Exercise inputs:
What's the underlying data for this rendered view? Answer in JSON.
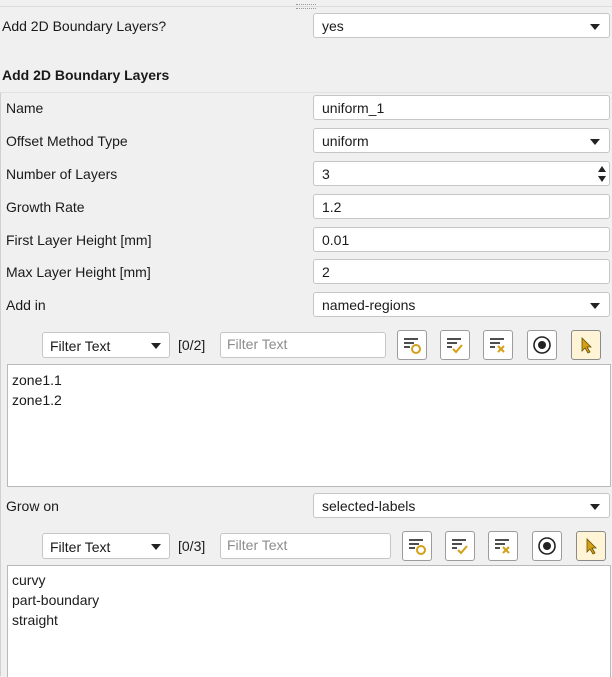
{
  "top": {
    "label": "Add 2D Boundary Layers?",
    "value": "yes"
  },
  "section": {
    "title": "Add 2D Boundary Layers"
  },
  "fields": {
    "name": {
      "label": "Name",
      "value": "uniform_1"
    },
    "offset_method": {
      "label": "Offset Method Type",
      "value": "uniform"
    },
    "num_layers": {
      "label": "Number of Layers",
      "value": "3"
    },
    "growth_rate": {
      "label": "Growth Rate",
      "value": "1.2"
    },
    "first_height": {
      "label": "First Layer Height [mm]",
      "value": "0.01"
    },
    "max_height": {
      "label": "Max Layer Height [mm]",
      "value": "2"
    },
    "add_in": {
      "label": "Add in",
      "value": "named-regions"
    },
    "grow_on": {
      "label": "Grow on",
      "value": "selected-labels"
    }
  },
  "add_in_list": {
    "filter_mode": "Filter Text",
    "count": "[0/2]",
    "filter_placeholder": "Filter Text",
    "items": [
      "zone1.1",
      "zone1.2"
    ]
  },
  "grow_on_list": {
    "filter_mode": "Filter Text",
    "count": "[0/3]",
    "filter_placeholder": "Filter Text",
    "items": [
      "curvy",
      "part-boundary",
      "straight"
    ]
  },
  "toolbar_icons": [
    "filter-options-icon",
    "select-all-icon",
    "deselect-all-icon",
    "radio-toggle-icon",
    "pointer-pick-icon"
  ],
  "colors": {
    "icon_accent": "#d4a017",
    "active_button_bg": "#fff5d6"
  }
}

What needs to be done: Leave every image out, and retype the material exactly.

Result of this exercise:
What's the underlying data for this rendered view? Answer in JSON.
{
  "top": {
    "label": "Add 2D Boundary Layers?",
    "value": "yes"
  },
  "section": {
    "title": "Add 2D Boundary Layers"
  },
  "fields": {
    "name": {
      "label": "Name",
      "value": "uniform_1"
    },
    "offset_method": {
      "label": "Offset Method Type",
      "value": "uniform"
    },
    "num_layers": {
      "label": "Number of Layers",
      "value": "3"
    },
    "growth_rate": {
      "label": "Growth Rate",
      "value": "1.2"
    },
    "first_height": {
      "label": "First Layer Height [mm]",
      "value": "0.01"
    },
    "max_height": {
      "label": "Max Layer Height [mm]",
      "value": "2"
    },
    "add_in": {
      "label": "Add in",
      "value": "named-regions"
    },
    "grow_on": {
      "label": "Grow on",
      "value": "selected-labels"
    }
  },
  "add_in_list": {
    "filter_mode": "Filter Text",
    "count": "[0/2]",
    "filter_placeholder": "Filter Text",
    "items": [
      "zone1.1",
      "zone1.2"
    ]
  },
  "grow_on_list": {
    "filter_mode": "Filter Text",
    "count": "[0/3]",
    "filter_placeholder": "Filter Text",
    "items": [
      "curvy",
      "part-boundary",
      "straight"
    ]
  },
  "toolbar_icons": [
    "filter-options-icon",
    "select-all-icon",
    "deselect-all-icon",
    "radio-toggle-icon",
    "pointer-pick-icon"
  ],
  "colors": {
    "icon_accent": "#d4a017",
    "active_button_bg": "#fff5d6"
  }
}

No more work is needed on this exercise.